### Supplied information ###

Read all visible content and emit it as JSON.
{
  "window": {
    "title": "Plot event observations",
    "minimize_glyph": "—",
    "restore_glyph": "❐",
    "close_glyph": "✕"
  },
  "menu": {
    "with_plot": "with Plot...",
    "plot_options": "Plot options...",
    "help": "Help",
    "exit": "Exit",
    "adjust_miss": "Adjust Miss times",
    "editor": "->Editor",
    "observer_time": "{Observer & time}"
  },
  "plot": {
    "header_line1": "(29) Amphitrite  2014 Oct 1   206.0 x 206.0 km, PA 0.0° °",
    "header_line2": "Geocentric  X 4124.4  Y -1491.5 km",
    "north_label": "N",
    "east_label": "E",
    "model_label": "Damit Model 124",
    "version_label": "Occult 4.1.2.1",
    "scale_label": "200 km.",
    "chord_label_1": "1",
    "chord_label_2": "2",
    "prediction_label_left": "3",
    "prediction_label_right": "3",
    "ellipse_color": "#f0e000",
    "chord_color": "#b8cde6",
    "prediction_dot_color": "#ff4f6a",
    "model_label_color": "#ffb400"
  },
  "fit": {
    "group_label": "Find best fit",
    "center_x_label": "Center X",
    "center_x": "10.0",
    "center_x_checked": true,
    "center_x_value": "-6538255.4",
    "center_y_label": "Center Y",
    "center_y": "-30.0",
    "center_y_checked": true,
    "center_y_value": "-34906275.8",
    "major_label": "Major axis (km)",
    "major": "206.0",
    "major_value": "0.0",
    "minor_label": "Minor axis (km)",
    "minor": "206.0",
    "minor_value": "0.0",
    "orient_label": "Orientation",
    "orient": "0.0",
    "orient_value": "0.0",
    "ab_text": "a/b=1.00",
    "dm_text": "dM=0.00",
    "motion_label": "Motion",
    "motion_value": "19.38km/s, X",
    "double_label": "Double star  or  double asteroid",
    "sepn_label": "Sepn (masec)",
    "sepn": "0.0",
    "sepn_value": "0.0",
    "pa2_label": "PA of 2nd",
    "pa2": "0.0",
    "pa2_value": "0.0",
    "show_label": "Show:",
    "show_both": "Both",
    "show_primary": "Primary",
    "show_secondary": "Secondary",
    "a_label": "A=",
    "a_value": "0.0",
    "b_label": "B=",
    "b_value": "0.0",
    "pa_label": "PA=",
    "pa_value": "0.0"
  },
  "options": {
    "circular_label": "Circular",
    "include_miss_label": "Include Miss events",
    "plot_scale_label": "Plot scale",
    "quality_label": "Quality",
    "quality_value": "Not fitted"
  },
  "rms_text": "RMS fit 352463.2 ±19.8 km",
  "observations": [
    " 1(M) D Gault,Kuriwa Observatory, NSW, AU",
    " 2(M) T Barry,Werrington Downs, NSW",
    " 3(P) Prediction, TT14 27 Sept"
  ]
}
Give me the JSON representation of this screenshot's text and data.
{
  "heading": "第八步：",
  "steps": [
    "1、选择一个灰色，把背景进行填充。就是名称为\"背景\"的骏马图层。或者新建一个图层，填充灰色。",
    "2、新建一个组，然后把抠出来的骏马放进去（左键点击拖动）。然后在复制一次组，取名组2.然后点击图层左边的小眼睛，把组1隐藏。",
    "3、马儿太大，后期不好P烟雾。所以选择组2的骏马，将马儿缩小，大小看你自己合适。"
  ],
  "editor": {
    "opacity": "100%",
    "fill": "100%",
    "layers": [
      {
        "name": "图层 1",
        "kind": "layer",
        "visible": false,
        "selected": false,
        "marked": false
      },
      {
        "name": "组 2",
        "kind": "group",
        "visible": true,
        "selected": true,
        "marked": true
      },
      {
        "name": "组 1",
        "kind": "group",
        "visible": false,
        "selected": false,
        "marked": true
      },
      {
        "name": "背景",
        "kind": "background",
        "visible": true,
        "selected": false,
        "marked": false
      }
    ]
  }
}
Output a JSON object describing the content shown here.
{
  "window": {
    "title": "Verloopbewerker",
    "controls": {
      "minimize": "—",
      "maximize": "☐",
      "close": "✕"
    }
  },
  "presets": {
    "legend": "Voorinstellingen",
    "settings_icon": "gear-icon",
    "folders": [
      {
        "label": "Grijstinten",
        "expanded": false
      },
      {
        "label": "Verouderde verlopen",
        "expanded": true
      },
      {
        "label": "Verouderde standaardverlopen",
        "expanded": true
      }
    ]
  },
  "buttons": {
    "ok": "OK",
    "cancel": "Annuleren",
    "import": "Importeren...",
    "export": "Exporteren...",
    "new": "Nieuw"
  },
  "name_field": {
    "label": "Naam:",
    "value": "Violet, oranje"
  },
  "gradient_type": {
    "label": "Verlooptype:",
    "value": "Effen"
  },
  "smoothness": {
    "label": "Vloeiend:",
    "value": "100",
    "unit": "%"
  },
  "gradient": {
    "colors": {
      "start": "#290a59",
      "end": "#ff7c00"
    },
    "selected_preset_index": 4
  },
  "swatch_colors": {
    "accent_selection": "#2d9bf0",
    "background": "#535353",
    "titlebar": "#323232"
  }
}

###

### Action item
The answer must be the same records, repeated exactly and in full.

### Solution for this task
Read all visible content and emit it as JSON.
{
  "window": {
    "title": "Plot event observations",
    "minimize_glyph": "—",
    "restore_glyph": "❐",
    "close_glyph": "✕"
  },
  "menu": {
    "with_plot": "with Plot...",
    "plot_options": "Plot options...",
    "help": "Help",
    "exit": "Exit",
    "adjust_miss": "Adjust Miss times",
    "editor": "->Editor",
    "observer_time": "{Observer & time}"
  },
  "plot": {
    "header_line1": "(29) Amphitrite  2014 Oct 1   206.0 x 206.0 km, PA 0.0° °",
    "header_line2": "Geocentric  X 4124.4  Y -1491.5 km",
    "north_label": "N",
    "east_label": "E",
    "model_label": "Damit Model 124",
    "version_label": "Occult 4.1.2.1",
    "scale_label": "200 km.",
    "chord_label_1": "1",
    "chord_label_2": "2",
    "prediction_label_left": "3",
    "prediction_label_right": "3",
    "ellipse_color": "#f0e000",
    "chord_color": "#b8cde6",
    "prediction_dot_color": "#ff4f6a",
    "model_label_color": "#ffb400"
  },
  "fit": {
    "group_label": "Find best fit",
    "center_x_label": "Center X",
    "center_x": "10.0",
    "center_x_checked": true,
    "center_x_value": "-6538255.4",
    "center_y_label": "Center Y",
    "center_y": "-30.0",
    "center_y_checked": true,
    "center_y_value": "-34906275.8",
    "major_label": "Major axis (km)",
    "major": "206.0",
    "major_value": "0.0",
    "minor_label": "Minor axis (km)",
    "minor": "206.0",
    "minor_value": "0.0",
    "orient_label": "Orientation",
    "orient": "0.0",
    "orient_value": "0.0",
    "ab_text": "a/b=1.00",
    "dm_text": "dM=0.00",
    "motion_label": "Motion",
    "motion_value": "19.38km/s, X",
    "double_label": "Double star  or  double asteroid",
    "sepn_label": "Sepn (masec)",
    "sepn": "0.0",
    "sepn_value": "0.0",
    "pa2_label": "PA of 2nd",
    "pa2": "0.0",
    "pa2_value": "0.0",
    "show_label": "Show:",
    "show_both": "Both",
    "show_primary": "Primary",
    "show_secondary": "Secondary",
    "a_label": "A=",
    "a_value": "0.0",
    "b_label": "B=",
    "b_value": "0.0",
    "pa_label": "PA=",
    "pa_value": "0.0"
  },
  "options": {
    "circular_label": "Circular",
    "include_miss_label": "Include Miss events",
    "plot_scale_label": "Plot scale",
    "quality_label": "Quality",
    "quality_value": "Not fitted"
  },
  "rms_text": "RMS fit 352463.2 ±19.8 km",
  "observations": [
    " 1(M) D Gault,Kuriwa Observatory, NSW, AU",
    " 2(M) T Barry,Werrington Downs, NSW",
    " 3(P) Prediction, TT14 27 Sept"
  ]
}
Give me the JSON representation of this screenshot's text and data.
{
  "heading": "第八步：",
  "steps": [
    "1、选择一个灰色，把背景进行填充。就是名称为\"背景\"的骏马图层。或者新建一个图层，填充灰色。",
    "2、新建一个组，然后把抠出来的骏马放进去（左键点击拖动）。然后在复制一次组，取名组2.然后点击图层左边的小眼睛，把组1隐藏。",
    "3、马儿太大，后期不好P烟雾。所以选择组2的骏马，将马儿缩小，大小看你自己合适。"
  ],
  "editor": {
    "opacity": "100%",
    "fill": "100%",
    "layers": [
      {
        "name": "图层 1",
        "kind": "layer",
        "visible": false,
        "selected": false,
        "marked": false
      },
      {
        "name": "组 2",
        "kind": "group",
        "visible": true,
        "selected": true,
        "marked": true
      },
      {
        "name": "组 1",
        "kind": "group",
        "visible": false,
        "selected": false,
        "marked": true
      },
      {
        "name": "背景",
        "kind": "background",
        "visible": true,
        "selected": false,
        "marked": false
      }
    ]
  }
}
Output a JSON object describing the content shown here.
{
  "window": {
    "title": "Verloopbewerker",
    "controls": {
      "minimize": "—",
      "maximize": "☐",
      "close": "✕"
    }
  },
  "presets": {
    "legend": "Voorinstellingen",
    "settings_icon": "gear-icon",
    "folders": [
      {
        "label": "Grijstinten",
        "expanded": false
      },
      {
        "label": "Verouderde verlopen",
        "expanded": true
      },
      {
        "label": "Verouderde standaardverlopen",
        "expanded": true
      }
    ]
  },
  "buttons": {
    "ok": "OK",
    "cancel": "Annuleren",
    "import": "Importeren...",
    "export": "Exporteren...",
    "new": "Nieuw"
  },
  "name_field": {
    "label": "Naam:",
    "value": "Violet, oranje"
  },
  "gradient_type": {
    "label": "Verlooptype:",
    "value": "Effen"
  },
  "smoothness": {
    "label": "Vloeiend:",
    "value": "100",
    "unit": "%"
  },
  "gradient": {
    "colors": {
      "start": "#290a59",
      "end": "#ff7c00"
    },
    "selected_preset_index": 4
  },
  "swatch_colors": {
    "accent_selection": "#2d9bf0",
    "background": "#535353",
    "titlebar": "#323232"
  }
}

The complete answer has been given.